EVANSVILLE, Ind. (WEHT) – Evansville Police say Matthew Gunn allegedly stole up to 34 catalytic converters in the Evansville area in just a 3 month span. The road to financial recovery for some victims of these thefts appears lengthy. But why the increase in these types of thefts?

“It’s a quick, easy theft and they can actually get pretty good money out of them,” explains EPD Corporal Michael Sides.

An easy theft, and a frequent theft, according to Cpl. Sides. Police say a pattern of thefts in the area of First Avenue between Diamond and Columbia spiked in December and January. Flock cameras and license plate readers in the area led police to Matthew Gunn.

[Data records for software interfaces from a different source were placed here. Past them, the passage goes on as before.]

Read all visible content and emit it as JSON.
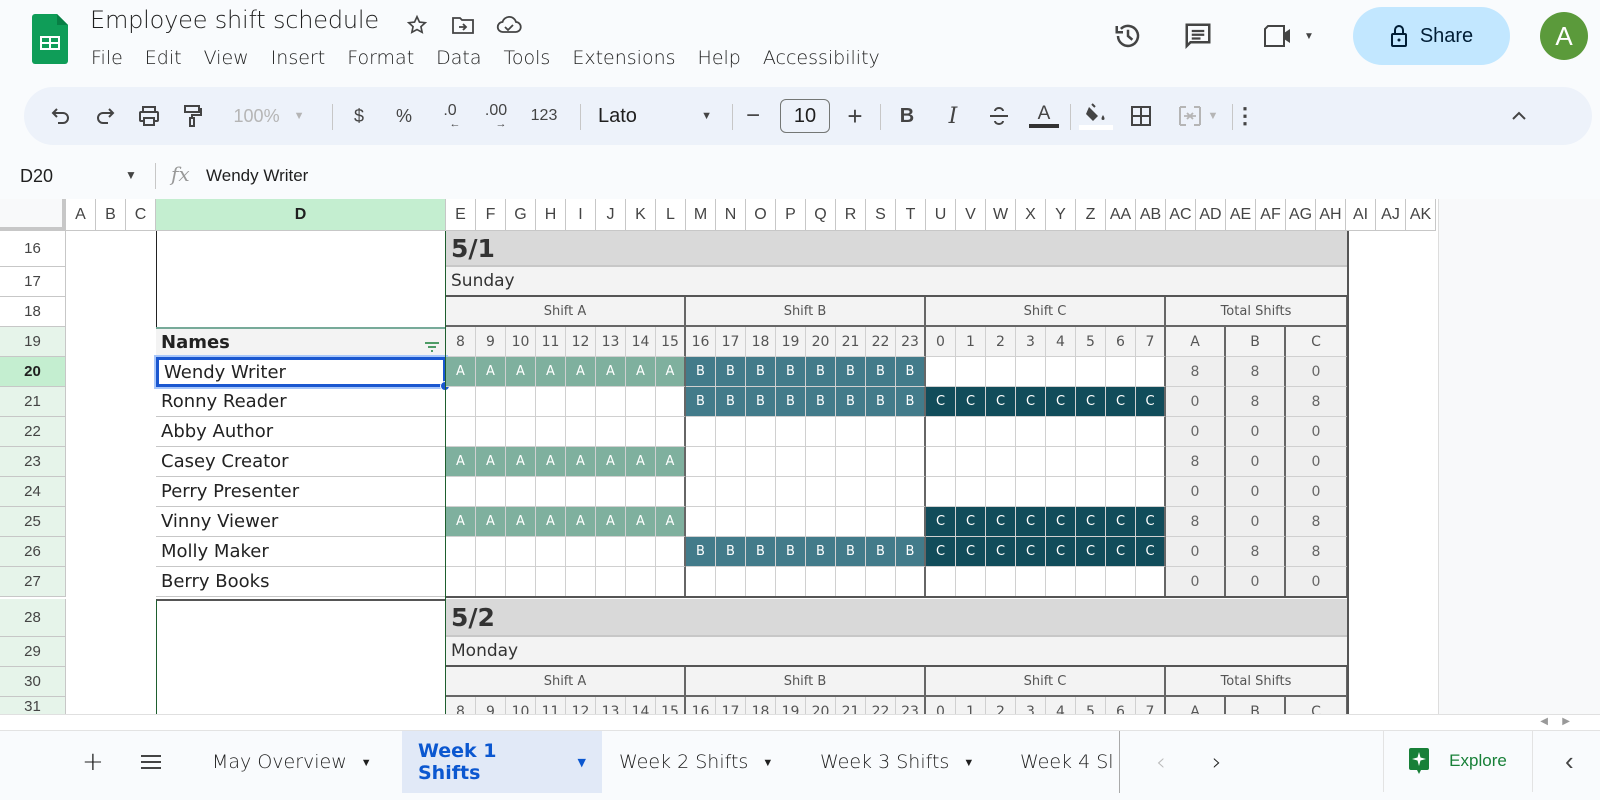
{
  "app": {
    "title": "Employee shift schedule",
    "menu": [
      "File",
      "Edit",
      "View",
      "Insert",
      "Format",
      "Data",
      "Tools",
      "Extensions",
      "Help",
      "Accessibility"
    ],
    "share_label": "Share",
    "avatar_initial": "A",
    "brand_color": "#0f9d58"
  },
  "toolbar": {
    "zoom": "100%",
    "currency": "$",
    "percent": "%",
    "decrease_decimal": ".0",
    "increase_decimal": ".00",
    "number_format": "123",
    "font": "Lato",
    "font_size": "10",
    "bold": "B",
    "italic": "I",
    "text_color_letter": "A"
  },
  "formula_bar": {
    "name_box": "D20",
    "fx": "fx",
    "value": "Wendy Writer"
  },
  "columns": [
    "A",
    "B",
    "C",
    "D",
    "E",
    "F",
    "G",
    "H",
    "I",
    "J",
    "K",
    "L",
    "M",
    "N",
    "O",
    "P",
    "Q",
    "R",
    "S",
    "T",
    "U",
    "V",
    "W",
    "X",
    "Y",
    "Z",
    "AA",
    "AB",
    "AC",
    "AD",
    "AE",
    "AF",
    "AG",
    "AH",
    "AI",
    "AJ",
    "AK"
  ],
  "selected_column": "D",
  "rows": [
    "16",
    "17",
    "18",
    "19",
    "20",
    "21",
    "22",
    "23",
    "24",
    "25",
    "26",
    "27",
    "28",
    "29",
    "30",
    "31"
  ],
  "selected_row": "20",
  "schedule": {
    "names_header": "Names",
    "shift_labels": [
      "Shift A",
      "Shift B",
      "Shift C",
      "Total Shifts"
    ],
    "hours": [
      "8",
      "9",
      "10",
      "11",
      "12",
      "13",
      "14",
      "15",
      "16",
      "17",
      "18",
      "19",
      "20",
      "21",
      "22",
      "23",
      "0",
      "1",
      "2",
      "3",
      "4",
      "5",
      "6",
      "7"
    ],
    "total_headers": [
      "A",
      "B",
      "C"
    ],
    "shift_colors": {
      "A": "#7fb09e",
      "B": "#427b8a",
      "C": "#114c5a"
    },
    "days": [
      {
        "date": "5/1",
        "weekday": "Sunday",
        "employees": [
          {
            "name": "Wendy Writer",
            "shifts": [
              "A",
              "B"
            ],
            "totals": [
              "8",
              "8",
              "0"
            ]
          },
          {
            "name": "Ronny Reader",
            "shifts": [
              "B",
              "C"
            ],
            "totals": [
              "0",
              "8",
              "8"
            ]
          },
          {
            "name": "Abby Author",
            "shifts": [],
            "totals": [
              "0",
              "0",
              "0"
            ]
          },
          {
            "name": "Casey Creator",
            "shifts": [
              "A"
            ],
            "totals": [
              "8",
              "0",
              "0"
            ]
          },
          {
            "name": "Perry Presenter",
            "shifts": [],
            "totals": [
              "0",
              "0",
              "0"
            ]
          },
          {
            "name": "Vinny Viewer",
            "shifts": [
              "A",
              "C"
            ],
            "totals": [
              "8",
              "0",
              "8"
            ]
          },
          {
            "name": "Molly Maker",
            "shifts": [
              "B",
              "C"
            ],
            "totals": [
              "0",
              "8",
              "8"
            ]
          },
          {
            "name": "Berry Books",
            "shifts": [],
            "totals": [
              "0",
              "0",
              "0"
            ]
          }
        ]
      },
      {
        "date": "5/2",
        "weekday": "Monday"
      }
    ]
  },
  "sheets": {
    "tabs": [
      "May Overview",
      "Week 1 Shifts",
      "Week 2 Shifts",
      "Week 3 Shifts",
      "Week 4 Sl"
    ],
    "active": "Week 1 Shifts",
    "explore_label": "Explore"
  }
}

“It was a Chevy Avalanche, very distinct vehicle,” says Cpl. Sides. “Plate number was visible, able to determine the owner.”

An attempted theft on January 16 seemed to break the case open, when Malik Chambers of Evansville heard cutting noises from his backyard.

“I knew what he was doing when I heard the metal grinding with the saw. I knew he was trying to get the catalytic converter,” says Chambers. “The vehicle wasn’t there long. So when I heard him cutting it, that’s when I yelled at him. I didn’t go over there because I didn’t know if he had anything. So the smart thing was to just yell at him and get him out of there.”

Chambers informed police of the attempted theft, which allowed officers to begin building a case. Cpl. Sides says Gunn used a fake business name, ‘Gunn Investments’, to sell the parts to an Owensboro metal recycling facility.

“Between October 27 of last year to January 26, he had 25 transactions for a total of 31 catalytic converters,” says Cpl. Sides.

Another victim, Bernard Cooper, a Dream Center employee who had just purchased his box truck.

“We only had it an hour,” says Cooper. “We had it parked here, we were loading something up, and we stepped off to take my son to school, and when we came back, the muffler was hanging out on the ground.”

Surveillance video shows the incident occurring in just a few minutes. Cooper says he was the victim of another catalytic converter theft at the beginning of the year.

“If it weren’t for bad luck, I wouldn’t have any, I guess,” says Cooper. “It’s unfortunate because there’s people that got to pay for these repairs,” explains Chambers. “It’s just not right, it’s not right at all. And catalytic converters are not cheap, not cheap at all.”